[Dataset records]

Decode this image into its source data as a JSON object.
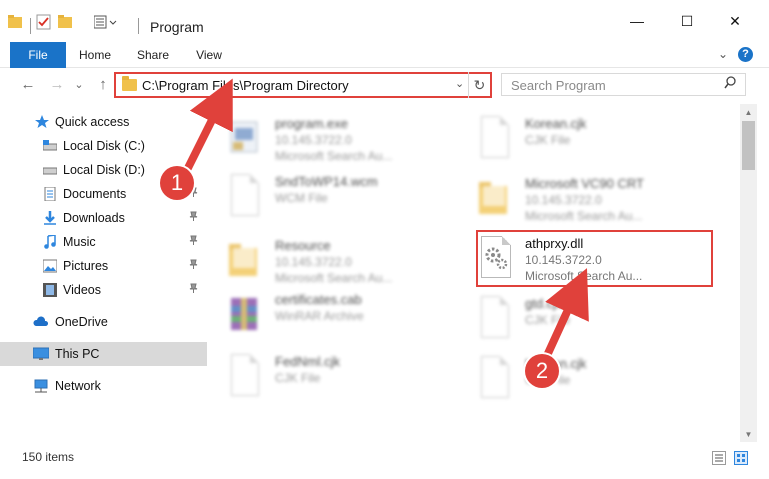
{
  "window": {
    "title": "Program",
    "minimize": "—",
    "maximize": "☐",
    "close": "✕"
  },
  "ribbon": {
    "tabs": [
      "File",
      "Home",
      "Share",
      "View"
    ],
    "expand": "⌄",
    "help": "?"
  },
  "nav": {
    "back": "←",
    "forward": "→",
    "recent": "⌄",
    "up": "↑"
  },
  "address": {
    "path": "C:\\Program Files\\Program Directory",
    "dropdown": "⌄",
    "refresh": "↻"
  },
  "search": {
    "placeholder": "Search Program",
    "icon": "⚲"
  },
  "sidebar": {
    "items": [
      {
        "label": "Quick access",
        "icon": "star-icon",
        "pinned": false
      },
      {
        "label": "Local Disk (C:)",
        "icon": "drive-icon",
        "pinned": false
      },
      {
        "label": "Local Disk (D:)",
        "icon": "drive-icon",
        "pinned": false
      },
      {
        "label": "Documents",
        "icon": "documents-icon",
        "pinned": true
      },
      {
        "label": "Downloads",
        "icon": "download-icon",
        "pinned": true
      },
      {
        "label": "Music",
        "icon": "music-icon",
        "pinned": true
      },
      {
        "label": "Pictures",
        "icon": "pictures-icon",
        "pinned": true
      },
      {
        "label": "Videos",
        "icon": "videos-icon",
        "pinned": true
      },
      {
        "label": "OneDrive",
        "icon": "cloud-icon",
        "pinned": false
      },
      {
        "label": "This PC",
        "icon": "computer-icon",
        "pinned": false,
        "selected": true
      },
      {
        "label": "Network",
        "icon": "network-icon",
        "pinned": false
      }
    ],
    "pin_glyph": "📌"
  },
  "files": [
    {
      "name": "program.exe",
      "line2": "10.145.3722.0",
      "line3": "Microsoft Search Au...",
      "icon": "exe-icon"
    },
    {
      "name": "SndToWP14.wcm",
      "line2": "WCM File",
      "line3": "",
      "icon": "file-icon"
    },
    {
      "name": "Resource",
      "line2": "10.145.3722.0",
      "line3": "Microsoft Search Au...",
      "icon": "folder-icon"
    },
    {
      "name": "certificates.cab",
      "line2": "WinRAR Archive",
      "line3": "",
      "icon": "archive-icon"
    },
    {
      "name": "FedNml.cjk",
      "line2": "CJK File",
      "line3": "",
      "icon": "file-icon"
    },
    {
      "name": "Korean.cjk",
      "line2": "CJK File",
      "line3": "",
      "icon": "file-icon"
    },
    {
      "name": "Microsoft VC90 CRT",
      "line2": "10.145.3722.0",
      "line3": "Microsoft Search Au...",
      "icon": "folder-icon"
    },
    {
      "name": "athprxy.dll",
      "line2": "10.145.3722.0",
      "line3": "Microsoft Search Au...",
      "icon": "dll-gear-icon"
    },
    {
      "name": "gtd.cjk",
      "line2": "CJK File",
      "line3": "",
      "icon": "file-icon"
    },
    {
      "name": "Korean.cjk",
      "line2": "CJK File",
      "line3": "",
      "icon": "file-icon"
    }
  ],
  "annotations": {
    "step1": "1",
    "step2": "2",
    "color": "#e0413b"
  },
  "status": {
    "count": "150 items"
  },
  "colors": {
    "accent": "#1a73c8",
    "highlight": "#e0413b",
    "folder": "#f0c14b"
  }
}
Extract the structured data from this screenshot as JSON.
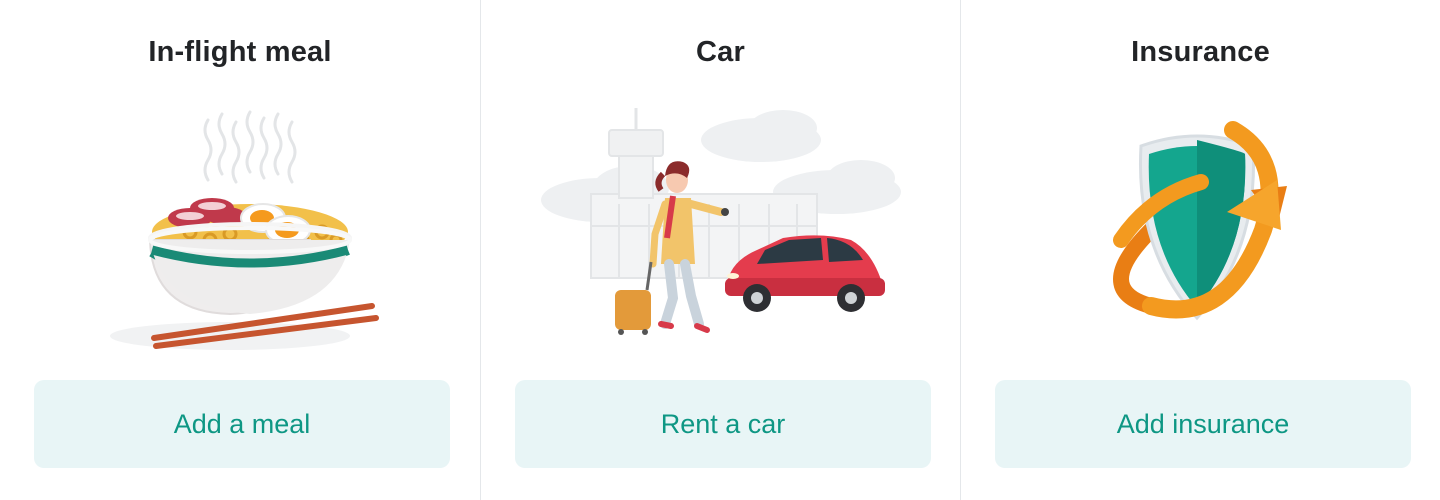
{
  "cards": [
    {
      "title": "In-flight meal",
      "button_label": "Add a meal",
      "illustration": "noodle-bowl-icon"
    },
    {
      "title": "Car",
      "button_label": "Rent a car",
      "illustration": "car-rental-scene-icon"
    },
    {
      "title": "Insurance",
      "button_label": "Add insurance",
      "illustration": "insurance-shield-icon"
    }
  ],
  "colors": {
    "accent_text": "#0e9784",
    "button_bg": "#e8f5f6",
    "title_text": "#222427",
    "divider": "#e4e7ea"
  }
}
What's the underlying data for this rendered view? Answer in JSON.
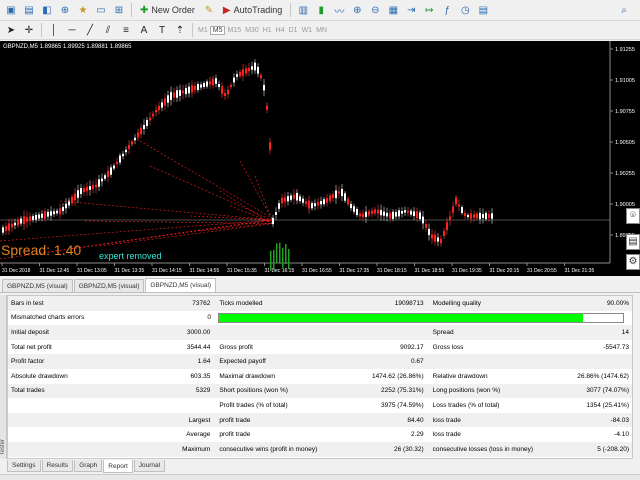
{
  "toolbar": {
    "new_order_label": "New Order",
    "autotrading_label": "AutoTrading",
    "timeframes": [
      "M1",
      "M5",
      "M15",
      "M30",
      "H1",
      "H4",
      "D1",
      "W1",
      "MN"
    ],
    "active_timeframe": "M5"
  },
  "chart": {
    "title": "GBPNZD,M5  1.89865 1.89925 1.89881 1.89865",
    "price_labels": [
      "1.91255",
      "1.91005",
      "1.90755",
      "1.90505",
      "1.90255",
      "1.90005",
      "1.89755"
    ],
    "time_labels": [
      "31 Dec 2018",
      "31 Dec 12:45",
      "31 Dec 13:05",
      "31 Dec 13:35",
      "31 Dec 14:15",
      "31 Dec 14:55",
      "31 Dec 15:35",
      "31 Dec 16:15",
      "31 Dec 16:55",
      "31 Dec 17:35",
      "31 Dec 18:15",
      "31 Dec 18:55",
      "31 Dec 19:35",
      "31 Dec 20:15",
      "31 Dec 20:55",
      "31 Dec 21:35"
    ],
    "spread_text": "Spread: 1.40",
    "status_text": "expert removed"
  },
  "chart_tabs": [
    "GBPNZD,M5 (visual)",
    "GBPNZD,M5 (visual)",
    "GBPNZD,M5 (visual)"
  ],
  "report": {
    "rows": [
      [
        "Bars in test",
        "73762",
        "Ticks modelled",
        "19098713",
        "Modelling quality",
        "90.00%"
      ],
      [
        "Mismatched charts errors",
        "0",
        "",
        "",
        "",
        ""
      ],
      [
        "Initial deposit",
        "3000.00",
        "",
        "",
        "Spread",
        "14"
      ],
      [
        "Total net profit",
        "3544.44",
        "Gross profit",
        "9092.17",
        "Gross loss",
        "-5547.73"
      ],
      [
        "Profit factor",
        "1.64",
        "Expected payoff",
        "0.67",
        "",
        ""
      ],
      [
        "Absolute drawdown",
        "603.35",
        "Maximal drawdown",
        "1474.62 (26.86%)",
        "Relative drawdown",
        "26.86% (1474.62)"
      ],
      [
        "Total trades",
        "5329",
        "Short positions (won %)",
        "2252 (75.31%)",
        "Long positions (won %)",
        "3077 (74.07%)"
      ],
      [
        "",
        "",
        "Profit trades (% of total)",
        "3975 (74.59%)",
        "Loss trades (% of total)",
        "1354 (25.41%)"
      ],
      [
        "",
        "Largest",
        "profit trade",
        "84.40",
        "loss trade",
        "-84.03"
      ],
      [
        "",
        "Average",
        "profit trade",
        "2.29",
        "loss trade",
        "-4.10"
      ],
      [
        "",
        "Maximum",
        "consecutive wins (profit in money)",
        "26 (30.32)",
        "consecutive losses (loss in money)",
        "5 (-208.20)"
      ]
    ],
    "modelling_quality_fraction": 0.9
  },
  "tester_label": "Tester",
  "bottom_tabs": [
    "Settings",
    "Results",
    "Graph",
    "Report",
    "Journal"
  ],
  "active_bottom_tab": "Report",
  "colors": {
    "chart_bg": "#000000",
    "bull_candle": "#ffffff",
    "bear_candle": "#ff2020",
    "trade_lines": "#ff2020",
    "spread_text": "#e6821e",
    "status_text": "#2fe8d5",
    "quality_bar": "#00ff00"
  }
}
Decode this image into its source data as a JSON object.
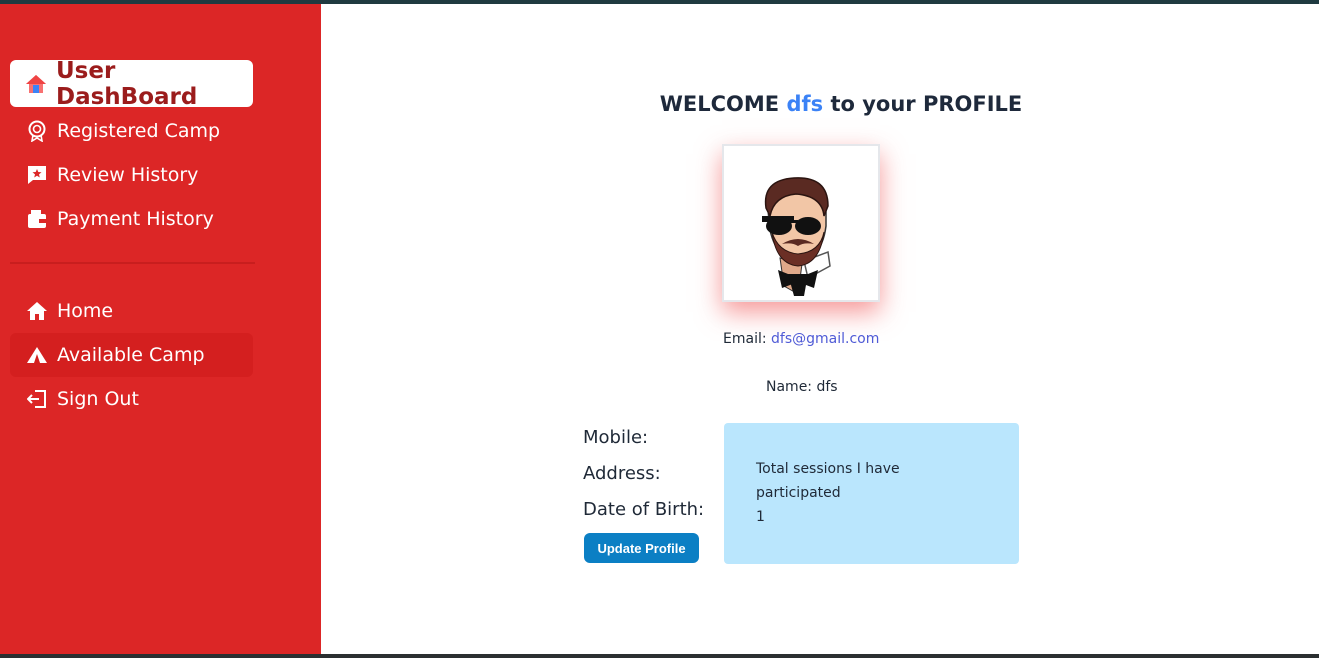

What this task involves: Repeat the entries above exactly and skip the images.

Response for this exercise:
Decode this image into its source data as a JSON object.
{
  "window": {
    "title": "Program",
    "minimize": "—",
    "maximize": "☐",
    "close": "✕"
  },
  "ribbon": {
    "tabs": [
      "File",
      "Home",
      "Share",
      "View"
    ],
    "expand": "⌄",
    "help": "?"
  },
  "nav": {
    "back": "←",
    "forward": "→",
    "recent": "⌄",
    "up": "↑"
  },
  "address": {
    "path": "C:\\Program Files\\Program Directory",
    "dropdown": "⌄",
    "refresh": "↻"
  },
  "search": {
    "placeholder": "Search Program",
    "icon": "⚲"
  },
  "sidebar": {
    "items": [
      {
        "label": "Quick access",
        "icon": "star-icon",
        "pinned": false
      },
      {
        "label": "Local Disk (C:)",
        "icon": "drive-icon",
        "pinned": false
      },
      {
        "label": "Local Disk (D:)",
        "icon": "drive-icon",
        "pinned": false
      },
      {
        "label": "Documents",
        "icon": "documents-icon",
        "pinned": true
      },
      {
        "label": "Downloads",
        "icon": "download-icon",
        "pinned": true
      },
      {
        "label": "Music",
        "icon": "music-icon",
        "pinned": true
      },
      {
        "label": "Pictures",
        "icon": "pictures-icon",
        "pinned": true
      },
      {
        "label": "Videos",
        "icon": "videos-icon",
        "pinned": true
      },
      {
        "label": "OneDrive",
        "icon": "cloud-icon",
        "pinned": false
      },
      {
        "label": "This PC",
        "icon": "computer-icon",
        "pinned": false,
        "selected": true
      },
      {
        "label": "Network",
        "icon": "network-icon",
        "pinned": false
      }
    ],
    "pin_glyph": "📌"
  },
  "files": [
    {
      "name": "program.exe",
      "line2": "10.145.3722.0",
      "line3": "Microsoft Search Au...",
      "icon": "exe-icon"
    },
    {
      "name": "SndToWP14.wcm",
      "line2": "WCM File",
      "line3": "",
      "icon": "file-icon"
    },
    {
      "name": "Resource",
      "line2": "10.145.3722.0",
      "line3": "Microsoft Search Au...",
      "icon": "folder-icon"
    },
    {
      "name": "certificates.cab",
      "line2": "WinRAR Archive",
      "line3": "",
      "icon": "archive-icon"
    },
    {
      "name": "FedNml.cjk",
      "line2": "CJK File",
      "line3": "",
      "icon": "file-icon"
    },
    {
      "name": "Korean.cjk",
      "line2": "CJK File",
      "line3": "",
      "icon": "file-icon"
    },
    {
      "name": "Microsoft VC90 CRT",
      "line2": "10.145.3722.0",
      "line3": "Microsoft Search Au...",
      "icon": "folder-icon"
    },
    {
      "name": "athprxy.dll",
      "line2": "10.145.3722.0",
      "line3": "Microsoft Search Au...",
      "icon": "dll-gear-icon"
    },
    {
      "name": "gtd.cjk",
      "line2": "CJK File",
      "line3": "",
      "icon": "file-icon"
    },
    {
      "name": "Korean.cjk",
      "line2": "CJK File",
      "line3": "",
      "icon": "file-icon"
    }
  ],
  "annotations": {
    "step1": "1",
    "step2": "2",
    "color": "#e0413b"
  },
  "status": {
    "count": "150 items"
  },
  "colors": {
    "accent": "#1a73c8",
    "highlight": "#e0413b",
    "folder": "#f0c14b"
  }
}
Extract the structured data from this screenshot as JSON.
{
  "cards": [
    {
      "title": "In-flight meal",
      "button_label": "Add a meal",
      "illustration": "noodle-bowl-icon"
    },
    {
      "title": "Car",
      "button_label": "Rent a car",
      "illustration": "car-rental-scene-icon"
    },
    {
      "title": "Insurance",
      "button_label": "Add insurance",
      "illustration": "insurance-shield-icon"
    }
  ],
  "colors": {
    "accent_text": "#0e9784",
    "button_bg": "#e8f5f6",
    "title_text": "#222427",
    "divider": "#e4e7ea"
  }
}
What's the underlying data for this rendered view? Answer in JSON.
{
  "toolbar": {
    "new_order_label": "New Order",
    "autotrading_label": "AutoTrading",
    "timeframes": [
      "M1",
      "M5",
      "M15",
      "M30",
      "H1",
      "H4",
      "D1",
      "W1",
      "MN"
    ],
    "active_timeframe": "M5"
  },
  "chart": {
    "title": "GBPNZD,M5  1.89865 1.89925 1.89881 1.89865",
    "price_labels": [
      "1.91255",
      "1.91005",
      "1.90755",
      "1.90505",
      "1.90255",
      "1.90005",
      "1.89755"
    ],
    "time_labels": [
      "31 Dec 2018",
      "31 Dec 12:45",
      "31 Dec 13:05",
      "31 Dec 13:35",
      "31 Dec 14:15",
      "31 Dec 14:55",
      "31 Dec 15:35",
      "31 Dec 16:15",
      "31 Dec 16:55",
      "31 Dec 17:35",
      "31 Dec 18:15",
      "31 Dec 18:55",
      "31 Dec 19:35",
      "31 Dec 20:15",
      "31 Dec 20:55",
      "31 Dec 21:35"
    ],
    "spread_text": "Spread: 1.40",
    "status_text": "expert removed"
  },
  "chart_tabs": [
    "GBPNZD,M5 (visual)",
    "GBPNZD,M5 (visual)",
    "GBPNZD,M5 (visual)"
  ],
  "report": {
    "rows": [
      [
        "Bars in test",
        "73762",
        "Ticks modelled",
        "19098713",
        "Modelling quality",
        "90.00%"
      ],
      [
        "Mismatched charts errors",
        "0",
        "",
        "",
        "",
        ""
      ],
      [
        "Initial deposit",
        "3000.00",
        "",
        "",
        "Spread",
        "14"
      ],
      [
        "Total net profit",
        "3544.44",
        "Gross profit",
        "9092.17",
        "Gross loss",
        "-5547.73"
      ],
      [
        "Profit factor",
        "1.64",
        "Expected payoff",
        "0.67",
        "",
        ""
      ],
      [
        "Absolute drawdown",
        "603.35",
        "Maximal drawdown",
        "1474.62 (26.86%)",
        "Relative drawdown",
        "26.86% (1474.62)"
      ],
      [
        "Total trades",
        "5329",
        "Short positions (won %)",
        "2252 (75.31%)",
        "Long positions (won %)",
        "3077 (74.07%)"
      ],
      [
        "",
        "",
        "Profit trades (% of total)",
        "3975 (74.59%)",
        "Loss trades (% of total)",
        "1354 (25.41%)"
      ],
      [
        "",
        "Largest",
        "profit trade",
        "84.40",
        "loss trade",
        "-84.03"
      ],
      [
        "",
        "Average",
        "profit trade",
        "2.29",
        "loss trade",
        "-4.10"
      ],
      [
        "",
        "Maximum",
        "consecutive wins (profit in money)",
        "26 (30.32)",
        "consecutive losses (loss in money)",
        "5 (-208.20)"
      ]
    ],
    "modelling_quality_fraction": 0.9
  },
  "tester_label": "Tester",
  "bottom_tabs": [
    "Settings",
    "Results",
    "Graph",
    "Report",
    "Journal"
  ],
  "active_bottom_tab": "Report",
  "colors": {
    "chart_bg": "#000000",
    "bull_candle": "#ffffff",
    "bear_candle": "#ff2020",
    "trade_lines": "#ff2020",
    "spread_text": "#e6821e",
    "status_text": "#2fe8d5",
    "quality_bar": "#00ff00"
  }
}
Decode this image into its source data as a JSON object.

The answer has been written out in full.